Perhaps you have already saved enough to buy your first home. HousingWire reportedthat analysts at Nomura believe:
“It’s not that Millennials and other potential homebuyers aren’t qualified in terms of their credit scores or in how much they have saved for their down payment.
It’s that they think they’re not qualified or they think that they don’t have a big enough down payment.” (emphasis added)
Many first-time homebuyers who believe that they need a large down payment may be holding themselves back from their dream home. As we have reported before, in many areas of the country, a first-time home buyer can save for a 3% down payment in less than two years. You may have already saved enough!
Don’t get caught in the trap so many renters are currently in. If you are ready and willing to buy a home, find out if you are able. Let’s get together to determine if you can qualify for a mortgage now!
A recent report released by Down Payment Resource shows that 65% of first-time homebuyers purchased their homes with a down payment of 6% or less in the month of January.
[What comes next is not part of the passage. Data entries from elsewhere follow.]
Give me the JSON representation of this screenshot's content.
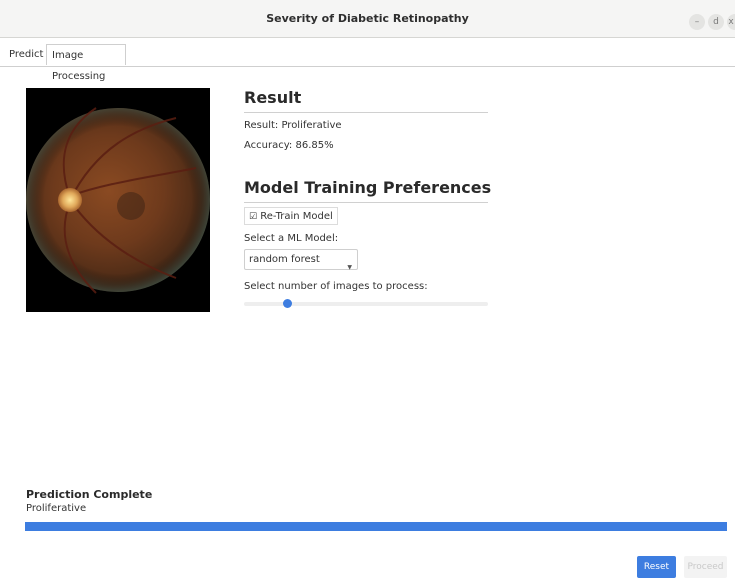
{
  "window": {
    "title": "Severity of Diabetic Retinopathy",
    "controls": {
      "minimize": "–",
      "maximize": "d",
      "close": "x"
    }
  },
  "tabs": [
    {
      "label": "Predict",
      "active": true
    },
    {
      "label": "Image Processing",
      "active": false
    }
  ],
  "image": {
    "icon": "retina-fundus-image"
  },
  "result": {
    "heading": "Result",
    "result_line": "Result: Proliferative",
    "accuracy_line": "Accuracy: 86.85%"
  },
  "preferences": {
    "heading": "Model Training Preferences",
    "retrain_label": "Re-Train Model",
    "retrain_checked": true,
    "model_prompt": "Select a ML Model:",
    "model_value": "random forest",
    "images_prompt": "Select number of images to process:",
    "images_slider_fraction": 0.18
  },
  "status": {
    "title": "Prediction Complete",
    "subtitle": "Proliferative",
    "progress_fraction": 1.0
  },
  "buttons": {
    "reset": "Reset",
    "proceed": "Proceed"
  },
  "colors": {
    "accent": "#3d7de0"
  }
}
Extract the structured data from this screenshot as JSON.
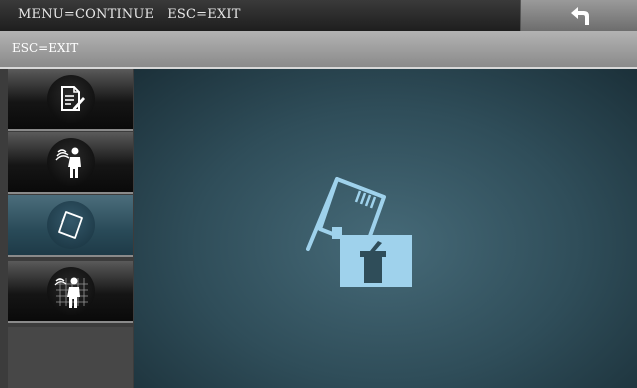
{
  "topbar": {
    "hint": "MENU=CONTINUE   ESC=EXIT",
    "back_icon": "return-arrow-icon"
  },
  "subbar": {
    "hint": "ESC=EXIT"
  },
  "sidebar": {
    "items": [
      {
        "icon": "document-edit-icon",
        "active": false
      },
      {
        "icon": "person-sensor-icon",
        "active": false
      },
      {
        "icon": "card-icon",
        "active": true
      },
      {
        "icon": "person-scan-icon",
        "active": false
      }
    ]
  },
  "main": {
    "icon": "card-delete-icon"
  },
  "colors": {
    "accent": "#9fd2ec",
    "active_item": "#294a58",
    "main_bg": "#2f4d59"
  }
}
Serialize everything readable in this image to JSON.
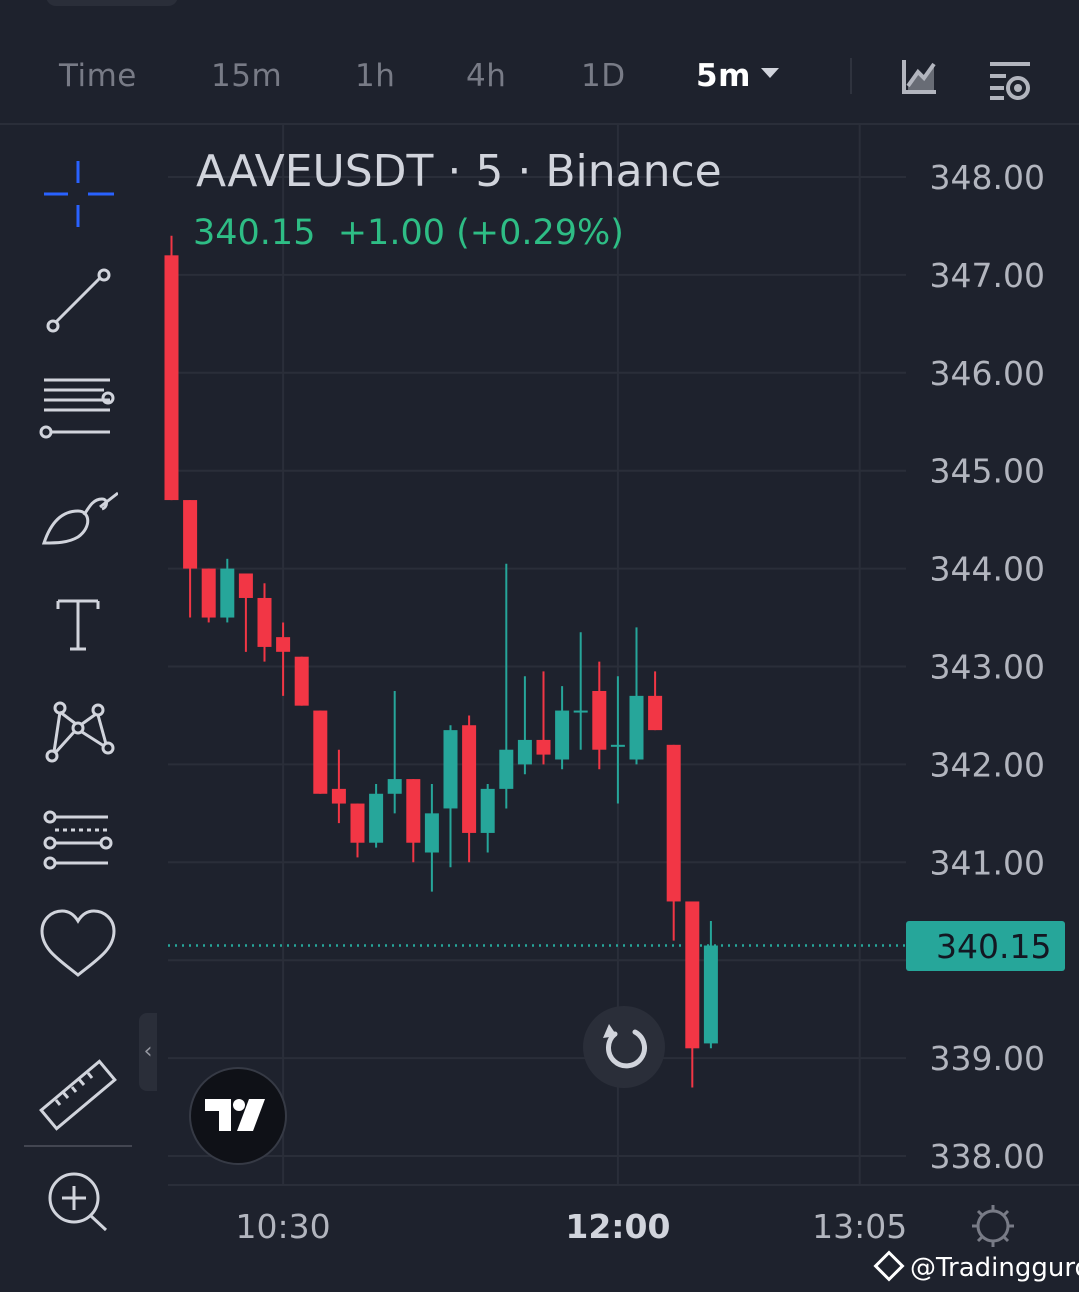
{
  "toolbar": {
    "timeframes": [
      "Time",
      "15m",
      "1h",
      "4h",
      "1D"
    ],
    "active_timeframe": "5m",
    "icons": [
      "chart-type-icon",
      "indicators-settings-icon"
    ]
  },
  "left_tools": [
    "crosshair-icon",
    "trend-line-icon",
    "fib-lines-icon",
    "brush-icon",
    "text-icon",
    "pattern-icon",
    "prediction-icon",
    "favorites-heart-icon",
    "ruler-icon",
    "zoom-in-icon"
  ],
  "header": {
    "symbol": "AAVEUSDT · 5 · Binance",
    "last_price": "340.15",
    "change": "+1.00 (+0.29%)"
  },
  "price_tag": "340.15",
  "watermark": "@Tradingguro",
  "colors": {
    "up": "#26a69a",
    "down": "#f23645",
    "background": "#1e222d",
    "grid": "#2a2e39",
    "axis_text": "#b2b5be"
  },
  "chart_data": {
    "type": "candlestick",
    "symbol": "AAVEUSDT",
    "interval": "5",
    "exchange": "Binance",
    "y_ticks": [
      "348.00",
      "347.00",
      "346.00",
      "345.00",
      "344.00",
      "343.00",
      "342.00",
      "341.00",
      "339.00",
      "338.00"
    ],
    "ylim": [
      337.7,
      348.3
    ],
    "x_ticks": [
      {
        "label": "10:30",
        "bold": false,
        "index": 6
      },
      {
        "label": "12:00",
        "bold": true,
        "index": 24
      },
      {
        "label": "13:05",
        "bold": false,
        "index": 37
      }
    ],
    "last_price": 340.15,
    "candles": [
      {
        "o": 347.2,
        "h": 347.4,
        "l": 344.7,
        "c": 344.7
      },
      {
        "o": 344.7,
        "h": 344.7,
        "l": 343.5,
        "c": 344.0
      },
      {
        "o": 344.0,
        "h": 344.0,
        "l": 343.45,
        "c": 343.5
      },
      {
        "o": 343.5,
        "h": 344.1,
        "l": 343.45,
        "c": 344.0
      },
      {
        "o": 343.95,
        "h": 343.95,
        "l": 343.15,
        "c": 343.7
      },
      {
        "o": 343.7,
        "h": 343.85,
        "l": 343.05,
        "c": 343.2
      },
      {
        "o": 343.3,
        "h": 343.45,
        "l": 342.7,
        "c": 343.15
      },
      {
        "o": 343.1,
        "h": 343.1,
        "l": 342.6,
        "c": 342.6
      },
      {
        "o": 342.55,
        "h": 342.55,
        "l": 341.7,
        "c": 341.7
      },
      {
        "o": 341.75,
        "h": 342.15,
        "l": 341.4,
        "c": 341.6
      },
      {
        "o": 341.6,
        "h": 341.6,
        "l": 341.05,
        "c": 341.2
      },
      {
        "o": 341.2,
        "h": 341.8,
        "l": 341.15,
        "c": 341.7
      },
      {
        "o": 341.7,
        "h": 342.75,
        "l": 341.5,
        "c": 341.85
      },
      {
        "o": 341.85,
        "h": 341.85,
        "l": 341.0,
        "c": 341.2
      },
      {
        "o": 341.1,
        "h": 341.8,
        "l": 340.7,
        "c": 341.5
      },
      {
        "o": 341.55,
        "h": 342.4,
        "l": 340.95,
        "c": 342.35
      },
      {
        "o": 342.4,
        "h": 342.5,
        "l": 341.0,
        "c": 341.3
      },
      {
        "o": 341.3,
        "h": 341.8,
        "l": 341.1,
        "c": 341.75
      },
      {
        "o": 341.75,
        "h": 344.05,
        "l": 341.55,
        "c": 342.15
      },
      {
        "o": 342.0,
        "h": 342.9,
        "l": 341.9,
        "c": 342.25
      },
      {
        "o": 342.25,
        "h": 342.95,
        "l": 342.0,
        "c": 342.1
      },
      {
        "o": 342.05,
        "h": 342.8,
        "l": 341.95,
        "c": 342.55
      },
      {
        "o": 342.55,
        "h": 343.35,
        "l": 342.15,
        "c": 342.55
      },
      {
        "o": 342.75,
        "h": 343.05,
        "l": 341.95,
        "c": 342.15
      },
      {
        "o": 342.2,
        "h": 342.9,
        "l": 341.6,
        "c": 342.2
      },
      {
        "o": 342.05,
        "h": 343.4,
        "l": 342.0,
        "c": 342.7
      },
      {
        "o": 342.7,
        "h": 342.95,
        "l": 342.35,
        "c": 342.35
      },
      {
        "o": 342.2,
        "h": 342.2,
        "l": 340.2,
        "c": 340.6
      },
      {
        "o": 340.6,
        "h": 340.6,
        "l": 338.7,
        "c": 339.1
      },
      {
        "o": 339.15,
        "h": 340.4,
        "l": 339.1,
        "c": 340.15
      }
    ]
  }
}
An article by DS News points to the new wave of millennial homebuyers:
treatment Times, serif; margin: 0px; padding: 10px 20px 10px 50px; outline: 0px; border: 0px currentColor; color: #444444; text-transform: none; text-indent: 0px; letter-spacing: normal; word-spacing: 0px; vertical-align: top; white-space: normal; orphans: 2; widows: 2; quotes: none; font-size-adjust: none; font-stretch: normal; -webkit-text-stroke-width: 0px; text-decoration-style: initial; text-decoration-color: initial;”>“It seems that the long-awaited influx of millennial home buyers is beginning. Ellie Mae reported that mortgages to millennial borrowers for new home purchases continued their ascent in January, accounting for 84 percent of closed loans.”
Among millennials who purchased homes in January, FHA loans remained popular, making up 35% of all loans closed. Ellie Mae’s Executive Vice President of Corporate Strategy Joe Tyrrell gave some insight into why:
“It is not surprising to see Millennial borrowers leverage FHA loans because they typically offer lower down payments and lower average FICO score requirements than conventional loans. Across the board, we’re continuing to see strong interest in homeownership from this younger generation.”
If you are one of the many millennials who is debating a home purchase this year, let’s get together to help you understand your options and set you on the path to preapproval.